point made so early at least dismisses the twist option that Kevin is imagined as a double bluff and that being the case would be unwise.
Kevin, with his fear of hospitals, asked her not to leave him, not to abandon him, and it is a promise Mary is determined to keep. Evading everyone
again, she hides in the morgue and finally receives a call from Kevin asking her to find him and instructing her not to trust anyone before he is
seemingly discovered with the phone and assaulted. An accident puts her in one of the hospital beds where she is visited by the old man (Tim Thomerson)
who had earlier befriended her in the canteen. His story then was a tear-jerker about supporting his wife in her treatment for cancer. Now he has
another story revealing the true story of the plot against. Her talents are to be put to use or accomplices will begin cutting Kevin up into little
pieces. Mary must now make some big decisions if she is to save Kevin, and she cuts loose through the hospital again to make a series of deadlines
while trying to determine who she can trust.
This veteran film watcher was not to be tricked or derailed by any of the film's revelations, though others should enjoy the rollercoaster ride for

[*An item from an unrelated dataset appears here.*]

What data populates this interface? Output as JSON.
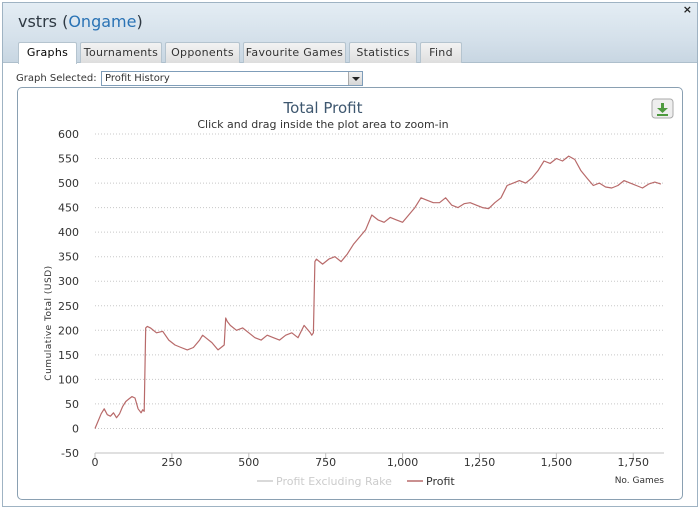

all of its twists and turns. Unfortunately, though the film is quick it is not zippy enough to avoid the un-likeliness of some of the plot devices.
The CCTV cameras are not governed by anyone in the plot, so even if cameras were being avoided it seems unlikely that it could be spun out without
their assistance. The inspiration for the plot against Mary comes from a book that plays a returning role in the story but it seems too big a clue
to leave lying around and is an absurd revelation. The funeral attendance has been identified already as too much of a contrivance. The time frame
is a bit ungovernable too. Jeez, are waiting times that good in the U.S.A. that someone is going to fret about someone one hour overdue. Kills do
not take place when it would be most convenient for the villains. Instead, it is drawn out long enough for a reprieve and retaliation. But despite
all of these chagrins, the pace of the mental legerdemain, whether it fools you are not, is appreciable.
On a more troubling note, there is certain tastelessness to the final shot and line when Murphy's character is asked how she means to proceed following
her ordeal. She responds, "I'm just going to go on living one day at a time." They walk in silence towards an exit and the film announces in subtitles
there and then that it is dedicated to its tragic star. It may have been wiser to withhold the dedication until after a fade to black.